I want to charge a 7.2V-2000mAh NiMH battery. I have many solar panels and a voltage regulator but I do not know what voltage is required to charge it. I've heard people say that as long as it is any voltage higher than the battery peak voltage it is good. So I can use a 12V panel or even a 24V panel. I understand that low current is important for trickle charging, like 10%. I have an LM317T to limit current to 200mAh. I just don't understand the voltage requirement.
NiMH batteries should be charged by constant current until they are full. For your battery pack, since it is 2000 mAh, C = 2000 mA. For fast charging, the current should be around C/3 or higher, up to, say, C. You know they are full when the voltage levels off or dips (dV/dt), or the temperature starts to climb more rapidly (dT/dt). The voltage of the cell at this point varies depending on many factors. It could be as high as 1.6 V, but it will drop off rapidly when charge current is removed.
If the batteries are charged at a lower rate, for example C/10, it may not be possible to detect the dV/dt or dT/dt signal at end of charge.

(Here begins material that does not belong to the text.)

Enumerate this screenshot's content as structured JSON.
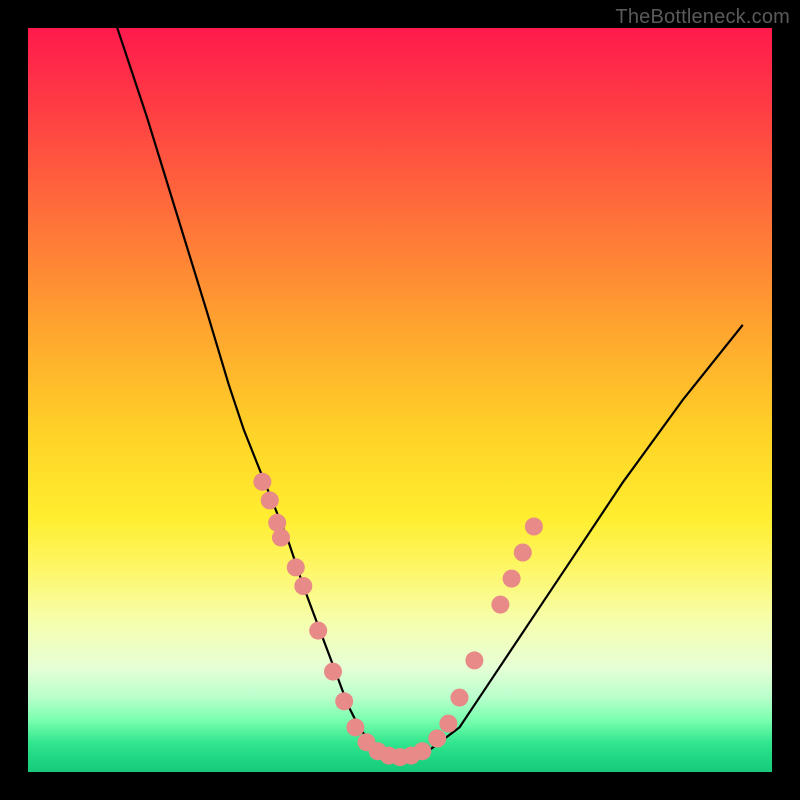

Usually, when charging at this low rate, the charge is terminated by a timer instead.
If you use a NiMH cell until it is "dead" or "flat," you will probably see that the open circuit voltage is around 1 V/cell.
So, when charging NiMH cells, current is what is important, not voltage, per se. You can expect the voltage to vary from low (could even be zero, in theory) to 1.6V. For a battery pack with 6 cells, the nominal voltage would be 7.2V. When discharged, the pack voltage might be around 6V (open circuit). And while being charged, the highest voltage might be around 9.6V (while charging).
I hope this satisfies your curiosity about NiMH. Most of this information is available on the internet. You can look at guidelines published by battery vendors, and also the people who make chargers and charger IC's.